In the wake of a horrific tragedy that devastated the city of Boston and those of us who watched on from wherever we were, I am here to remind you that the world is still good.
That may seem a lofty statement, or maybe naive or even disrespectful to those who were directly impacted. I mean no disrespect and, in fact, am writing this with tears streaming down my face for the families of the deceased and injured.
But there is a message from my heart that is ringing louder than ever:
The world is still good. People are still good. At our very core, our truest essence, we are Good. We are Peace. We work in cooperation, not competition.
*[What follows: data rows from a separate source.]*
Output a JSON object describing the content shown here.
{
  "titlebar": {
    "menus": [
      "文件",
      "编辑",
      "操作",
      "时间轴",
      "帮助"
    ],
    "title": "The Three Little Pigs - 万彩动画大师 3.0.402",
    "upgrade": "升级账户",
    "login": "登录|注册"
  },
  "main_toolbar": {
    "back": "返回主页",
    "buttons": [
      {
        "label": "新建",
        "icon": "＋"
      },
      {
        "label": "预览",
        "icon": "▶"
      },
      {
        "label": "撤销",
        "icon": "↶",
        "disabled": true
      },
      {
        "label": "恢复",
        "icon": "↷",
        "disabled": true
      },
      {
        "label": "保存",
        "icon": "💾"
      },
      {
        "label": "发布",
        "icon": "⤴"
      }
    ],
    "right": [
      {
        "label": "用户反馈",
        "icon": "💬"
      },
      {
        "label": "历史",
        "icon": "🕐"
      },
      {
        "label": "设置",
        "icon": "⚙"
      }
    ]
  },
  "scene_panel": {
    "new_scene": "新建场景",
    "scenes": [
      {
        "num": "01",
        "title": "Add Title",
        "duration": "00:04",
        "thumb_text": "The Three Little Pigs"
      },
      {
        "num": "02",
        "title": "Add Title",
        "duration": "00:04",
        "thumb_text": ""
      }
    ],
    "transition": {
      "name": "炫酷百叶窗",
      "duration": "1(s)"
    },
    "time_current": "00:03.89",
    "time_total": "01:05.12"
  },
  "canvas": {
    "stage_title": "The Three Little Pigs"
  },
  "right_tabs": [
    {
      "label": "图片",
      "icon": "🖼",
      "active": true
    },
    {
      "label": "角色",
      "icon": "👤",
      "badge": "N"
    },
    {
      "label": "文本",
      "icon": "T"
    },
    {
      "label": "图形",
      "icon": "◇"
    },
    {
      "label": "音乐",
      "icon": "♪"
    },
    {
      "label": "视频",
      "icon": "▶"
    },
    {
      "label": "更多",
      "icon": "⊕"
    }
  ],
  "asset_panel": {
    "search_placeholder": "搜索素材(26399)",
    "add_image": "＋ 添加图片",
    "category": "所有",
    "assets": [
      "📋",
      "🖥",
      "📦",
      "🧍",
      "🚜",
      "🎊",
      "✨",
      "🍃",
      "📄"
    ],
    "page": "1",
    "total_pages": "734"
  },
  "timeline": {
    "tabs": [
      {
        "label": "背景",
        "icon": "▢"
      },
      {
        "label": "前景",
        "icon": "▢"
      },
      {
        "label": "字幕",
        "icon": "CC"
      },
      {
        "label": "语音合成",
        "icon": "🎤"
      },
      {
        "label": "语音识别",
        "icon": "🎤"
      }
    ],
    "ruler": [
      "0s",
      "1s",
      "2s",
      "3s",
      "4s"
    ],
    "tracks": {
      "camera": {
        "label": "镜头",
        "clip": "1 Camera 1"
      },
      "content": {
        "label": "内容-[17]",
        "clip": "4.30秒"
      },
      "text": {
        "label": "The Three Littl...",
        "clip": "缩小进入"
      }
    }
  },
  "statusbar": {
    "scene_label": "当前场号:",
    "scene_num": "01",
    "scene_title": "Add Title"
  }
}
You know what else makes me cry when I learn of shootings at schools and movie theaters, of bombings, of entire villages that are destroyed at the hands of other human beings? Watching Good and Peace work together in the form of helpers. We all know helpers. We have all been helpers and continue to be helpers when we see our strength is needed. Focus on that. Know that you know way more people who do amazing, important, peaceful work in this world than there are people who, for some reason, are walking in the opposite direction.
I won’t even pretend to know why people turn away from their Good. I absolutely cannot think of a single reason why someone would turn their back on Love and destroy life. But I do know, without a shadow of a doubt, that Love and Peace and Good prevail.
If we were not those things by Nature, we wouldn’t have entire organizations set up to better the lives of fellow human beings, animals and other Earth-inhabitants. Focus on that.
Focus on how quickly people came to the aid of those who suffered injuries yesterday; did you see the tweets encouraging blood donors? Did you see the requests to close our eyes and send Light to those who needed it? Did you see messages organizing impromptu running groups dedicated to the victims? Did you feel your community – your colleagues, your friends, your people – come together to do something to honour Boston?
There are more people in the world who do those things – including you – than those who do not. Focus on that.
Is your world still spinning? Are you still feeling helpless or angry or like you just want to give up on the human race?
Here are 5 things you can do to ease your pain and support the ones you have been shedding tears for:
1. Start a random acts of kindness campaign. How? Perform one or more acts of kindness for complete strangers, and ask them to pay it forward. Smile when you do it. Smile afterward, too; you will feel better. So will the lovely people you were kind to.
2. If you are a runner, organize a run this week and dedicate it to the memory and the recovery of those injured in Boston.
3. Make a charitable donation of your time or other resources to a group that could use your help. It doesn’t have to be running-related. The act of purposefully doing good opens up your heart to Love and Light. It’s like food for your soul.
4. Write a journal entry in which you offload any negative feelings you are harbouring about the Boston Marathon tragedy, or any other tragedy. When you are done, when you have finished crying and swearing and whatever you need to do to empty yourself of fear and anger, tear up the paper to shreds. Close your eyes and envision pink light blanketing the shreds. Then, dispose of the paper. (If you can burn it safely, that is best.)
5. Get out and be in Nature. It will heal you and remind you of the vastness and greatness of the Universe. Let the trees comfort you, the birdsong soothe you and notice the beauty of the flowers. Everything has its time, and its time limit, in the physical world. Nature will remind you of that. And it will take you past that and whisper to you the secret we sometimes forget: we go on and on and on, no matter what comes our way.
Peace to you, my Readers, and to all who inhabit this planet with us.
I leave you with this picture that was circling Facebook yesterday.